◆ **WORK TASK**
Write the entries below out again in full. Match every character.

◆ **RECORDS FOR THE TASK**
★ ★ ★ ★ ★ ★ ★

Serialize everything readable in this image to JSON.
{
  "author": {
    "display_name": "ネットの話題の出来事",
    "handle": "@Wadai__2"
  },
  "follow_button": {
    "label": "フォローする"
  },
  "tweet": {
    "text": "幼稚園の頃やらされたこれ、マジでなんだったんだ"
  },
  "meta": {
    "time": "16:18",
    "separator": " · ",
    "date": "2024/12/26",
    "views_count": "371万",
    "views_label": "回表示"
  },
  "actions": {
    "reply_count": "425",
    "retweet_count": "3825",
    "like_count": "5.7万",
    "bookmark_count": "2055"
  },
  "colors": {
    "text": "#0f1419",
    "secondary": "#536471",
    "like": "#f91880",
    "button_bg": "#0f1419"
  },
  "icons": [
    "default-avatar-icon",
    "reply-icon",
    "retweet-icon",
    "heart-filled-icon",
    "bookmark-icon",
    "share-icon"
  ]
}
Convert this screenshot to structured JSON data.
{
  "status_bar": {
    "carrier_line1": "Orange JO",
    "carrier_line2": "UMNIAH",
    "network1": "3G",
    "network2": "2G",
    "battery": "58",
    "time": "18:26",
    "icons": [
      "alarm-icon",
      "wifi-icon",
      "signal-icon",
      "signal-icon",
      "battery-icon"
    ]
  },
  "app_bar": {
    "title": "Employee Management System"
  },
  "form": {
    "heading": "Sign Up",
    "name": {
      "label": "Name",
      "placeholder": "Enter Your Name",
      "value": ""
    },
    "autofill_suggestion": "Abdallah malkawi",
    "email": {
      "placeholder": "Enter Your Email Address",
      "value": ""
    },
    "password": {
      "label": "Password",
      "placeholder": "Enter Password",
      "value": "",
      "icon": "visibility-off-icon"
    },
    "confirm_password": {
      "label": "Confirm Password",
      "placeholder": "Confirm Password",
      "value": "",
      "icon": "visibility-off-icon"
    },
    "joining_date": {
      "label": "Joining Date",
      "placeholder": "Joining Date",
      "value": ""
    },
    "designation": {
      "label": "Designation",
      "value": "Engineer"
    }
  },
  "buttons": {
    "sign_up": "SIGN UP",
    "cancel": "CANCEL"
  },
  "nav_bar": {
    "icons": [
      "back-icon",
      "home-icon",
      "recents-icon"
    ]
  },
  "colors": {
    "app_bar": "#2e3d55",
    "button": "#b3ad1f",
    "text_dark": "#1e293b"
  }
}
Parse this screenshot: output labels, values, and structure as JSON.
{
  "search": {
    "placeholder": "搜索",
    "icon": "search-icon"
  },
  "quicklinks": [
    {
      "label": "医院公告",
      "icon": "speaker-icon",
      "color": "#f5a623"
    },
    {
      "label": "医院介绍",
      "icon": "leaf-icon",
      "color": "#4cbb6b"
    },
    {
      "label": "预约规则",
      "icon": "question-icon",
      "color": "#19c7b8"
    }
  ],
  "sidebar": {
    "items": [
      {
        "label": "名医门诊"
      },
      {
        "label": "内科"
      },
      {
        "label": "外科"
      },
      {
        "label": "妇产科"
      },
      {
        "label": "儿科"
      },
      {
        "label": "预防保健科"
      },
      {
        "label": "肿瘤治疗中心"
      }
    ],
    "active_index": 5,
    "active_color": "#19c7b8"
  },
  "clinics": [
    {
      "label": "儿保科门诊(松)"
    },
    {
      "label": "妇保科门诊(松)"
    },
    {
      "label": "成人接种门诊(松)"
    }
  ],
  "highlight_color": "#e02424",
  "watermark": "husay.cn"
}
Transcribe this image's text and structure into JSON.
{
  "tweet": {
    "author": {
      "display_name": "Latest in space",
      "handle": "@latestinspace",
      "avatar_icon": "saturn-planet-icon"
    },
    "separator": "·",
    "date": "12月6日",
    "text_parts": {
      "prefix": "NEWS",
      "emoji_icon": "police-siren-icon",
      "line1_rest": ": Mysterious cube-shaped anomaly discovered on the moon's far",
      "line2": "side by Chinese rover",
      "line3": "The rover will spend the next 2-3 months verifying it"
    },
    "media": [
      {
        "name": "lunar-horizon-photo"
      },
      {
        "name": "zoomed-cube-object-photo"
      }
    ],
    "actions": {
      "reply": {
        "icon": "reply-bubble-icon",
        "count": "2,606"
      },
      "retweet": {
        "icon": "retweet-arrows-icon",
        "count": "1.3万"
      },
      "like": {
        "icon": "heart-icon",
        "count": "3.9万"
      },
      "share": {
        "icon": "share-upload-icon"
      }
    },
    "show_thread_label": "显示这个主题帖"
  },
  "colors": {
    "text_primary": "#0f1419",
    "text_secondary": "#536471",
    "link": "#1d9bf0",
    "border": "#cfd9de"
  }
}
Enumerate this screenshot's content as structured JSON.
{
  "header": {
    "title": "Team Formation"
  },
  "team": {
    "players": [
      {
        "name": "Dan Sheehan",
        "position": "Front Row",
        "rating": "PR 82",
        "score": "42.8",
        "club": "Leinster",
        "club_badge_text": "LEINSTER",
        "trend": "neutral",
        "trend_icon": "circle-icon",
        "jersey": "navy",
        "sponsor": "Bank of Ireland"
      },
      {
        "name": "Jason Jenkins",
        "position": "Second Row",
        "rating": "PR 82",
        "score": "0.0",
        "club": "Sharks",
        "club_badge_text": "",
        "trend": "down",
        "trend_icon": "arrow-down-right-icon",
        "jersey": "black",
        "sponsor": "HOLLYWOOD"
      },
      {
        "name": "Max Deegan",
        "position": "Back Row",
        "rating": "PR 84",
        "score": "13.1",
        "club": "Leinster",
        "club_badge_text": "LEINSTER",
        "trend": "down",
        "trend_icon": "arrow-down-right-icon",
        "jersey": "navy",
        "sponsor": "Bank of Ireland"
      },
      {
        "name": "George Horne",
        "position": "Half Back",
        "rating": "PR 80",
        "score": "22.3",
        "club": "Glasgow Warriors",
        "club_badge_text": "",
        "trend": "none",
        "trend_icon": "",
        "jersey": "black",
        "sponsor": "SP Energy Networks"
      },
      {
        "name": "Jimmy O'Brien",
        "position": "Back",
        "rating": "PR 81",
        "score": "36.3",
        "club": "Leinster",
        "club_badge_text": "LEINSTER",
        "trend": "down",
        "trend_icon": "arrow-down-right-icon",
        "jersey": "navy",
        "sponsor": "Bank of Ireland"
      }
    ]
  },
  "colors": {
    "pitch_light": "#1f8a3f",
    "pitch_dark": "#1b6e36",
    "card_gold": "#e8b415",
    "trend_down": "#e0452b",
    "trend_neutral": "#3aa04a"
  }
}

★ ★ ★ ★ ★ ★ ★

◆ **EXPECTED ANSWER**
Serialize everything readable in this image to JSON.
{
  "author": {
    "display_name": "ネットの話題の出来事",
    "handle": "@Wadai__2"
  },
  "follow_button": {
    "label": "フォローする"
  },
  "tweet": {
    "text": "幼稚園の頃やらされたこれ、マジでなんだったんだ"
  },
  "meta": {
    "time": "16:18",
    "separator": " · ",
    "date": "2024/12/26",
    "views_count": "371万",
    "views_label": "回表示"
  },
  "actions": {
    "reply_count": "425",
    "retweet_count": "3825",
    "like_count": "5.7万",
    "bookmark_count": "2055"
  },
  "colors": {
    "text": "#0f1419",
    "secondary": "#536471",
    "like": "#f91880",
    "button_bg": "#0f1419"
  },
  "icons": [
    "default-avatar-icon",
    "reply-icon",
    "retweet-icon",
    "heart-filled-icon",
    "bookmark-icon",
    "share-icon"
  ]
}
Convert this screenshot to structured JSON data.
{
  "status_bar": {
    "carrier_line1": "Orange JO",
    "carrier_line2": "UMNIAH",
    "network1": "3G",
    "network2": "2G",
    "battery": "58",
    "time": "18:26",
    "icons": [
      "alarm-icon",
      "wifi-icon",
      "signal-icon",
      "signal-icon",
      "battery-icon"
    ]
  },
  "app_bar": {
    "title": "Employee Management System"
  },
  "form": {
    "heading": "Sign Up",
    "name": {
      "label": "Name",
      "placeholder": "Enter Your Name",
      "value": ""
    },
    "autofill_suggestion": "Abdallah malkawi",
    "email": {
      "placeholder": "Enter Your Email Address",
      "value": ""
    },
    "password": {
      "label": "Password",
      "placeholder": "Enter Password",
      "value": "",
      "icon": "visibility-off-icon"
    },
    "confirm_password": {
      "label": "Confirm Password",
      "placeholder": "Confirm Password",
      "value": "",
      "icon": "visibility-off-icon"
    },
    "joining_date": {
      "label": "Joining Date",
      "placeholder": "Joining Date",
      "value": ""
    },
    "designation": {
      "label": "Designation",
      "value": "Engineer"
    }
  },
  "buttons": {
    "sign_up": "SIGN UP",
    "cancel": "CANCEL"
  },
  "nav_bar": {
    "icons": [
      "back-icon",
      "home-icon",
      "recents-icon"
    ]
  },
  "colors": {
    "app_bar": "#2e3d55",
    "button": "#b3ad1f",
    "text_dark": "#1e293b"
  }
}
Parse this screenshot: output labels, values, and structure as JSON.
{
  "search": {
    "placeholder": "搜索",
    "icon": "search-icon"
  },
  "quicklinks": [
    {
      "label": "医院公告",
      "icon": "speaker-icon",
      "color": "#f5a623"
    },
    {
      "label": "医院介绍",
      "icon": "leaf-icon",
      "color": "#4cbb6b"
    },
    {
      "label": "预约规则",
      "icon": "question-icon",
      "color": "#19c7b8"
    }
  ],
  "sidebar": {
    "items": [
      {
        "label": "名医门诊"
      },
      {
        "label": "内科"
      },
      {
        "label": "外科"
      },
      {
        "label": "妇产科"
      },
      {
        "label": "儿科"
      },
      {
        "label": "预防保健科"
      },
      {
        "label": "肿瘤治疗中心"
      }
    ],
    "active_index": 5,
    "active_color": "#19c7b8"
  },
  "clinics": [
    {
      "label": "儿保科门诊(松)"
    },
    {
      "label": "妇保科门诊(松)"
    },
    {
      "label": "成人接种门诊(松)"
    }
  ],
  "highlight_color": "#e02424",
  "watermark": "husay.cn"
}
Transcribe this image's text and structure into JSON.
{
  "tweet": {
    "author": {
      "display_name": "Latest in space",
      "handle": "@latestinspace",
      "avatar_icon": "saturn-planet-icon"
    },
    "separator": "·",
    "date": "12月6日",
    "text_parts": {
      "prefix": "NEWS",
      "emoji_icon": "police-siren-icon",
      "line1_rest": ": Mysterious cube-shaped anomaly discovered on the moon's far",
      "line2": "side by Chinese rover",
      "line3": "The rover will spend the next 2-3 months verifying it"
    },
    "media": [
      {
        "name": "lunar-horizon-photo"
      },
      {
        "name": "zoomed-cube-object-photo"
      }
    ],
    "actions": {
      "reply": {
        "icon": "reply-bubble-icon",
        "count": "2,606"
      },
      "retweet": {
        "icon": "retweet-arrows-icon",
        "count": "1.3万"
      },
      "like": {
        "icon": "heart-icon",
        "count": "3.9万"
      },
      "share": {
        "icon": "share-upload-icon"
      }
    },
    "show_thread_label": "显示这个主题帖"
  },
  "colors": {
    "text_primary": "#0f1419",
    "text_secondary": "#536471",
    "link": "#1d9bf0",
    "border": "#cfd9de"
  }
}
Enumerate this screenshot's content as structured JSON.
{
  "header": {
    "title": "Team Formation"
  },
  "team": {
    "players": [
      {
        "name": "Dan Sheehan",
        "position": "Front Row",
        "rating": "PR 82",
        "score": "42.8",
        "club": "Leinster",
        "club_badge_text": "LEINSTER",
        "trend": "neutral",
        "trend_icon": "circle-icon",
        "jersey": "navy",
        "sponsor": "Bank of Ireland"
      },
      {
        "name": "Jason Jenkins",
        "position": "Second Row",
        "rating": "PR 82",
        "score": "0.0",
        "club": "Sharks",
        "club_badge_text": "",
        "trend": "down",
        "trend_icon": "arrow-down-right-icon",
        "jersey": "black",
        "sponsor": "HOLLYWOOD"
      },
      {
        "name": "Max Deegan",
        "position": "Back Row",
        "rating": "PR 84",
        "score": "13.1",
        "club": "Leinster",
        "club_badge_text": "LEINSTER",
        "trend": "down",
        "trend_icon": "arrow-down-right-icon",
        "jersey": "navy",
        "sponsor": "Bank of Ireland"
      },
      {
        "name": "George Horne",
        "position": "Half Back",
        "rating": "PR 80",
        "score": "22.3",
        "club": "Glasgow Warriors",
        "club_badge_text": "",
        "trend": "none",
        "trend_icon": "",
        "jersey": "black",
        "sponsor": "SP Energy Networks"
      },
      {
        "name": "Jimmy O'Brien",
        "position": "Back",
        "rating": "PR 81",
        "score": "36.3",
        "club": "Leinster",
        "club_badge_text": "LEINSTER",
        "trend": "down",
        "trend_icon": "arrow-down-right-icon",
        "jersey": "navy",
        "sponsor": "Bank of Ireland"
      }
    ]
  },
  "colors": {
    "pitch_light": "#1f8a3f",
    "pitch_dark": "#1b6e36",
    "card_gold": "#e8b415",
    "trend_down": "#e0452b",
    "trend_neutral": "#3aa04a"
  }
}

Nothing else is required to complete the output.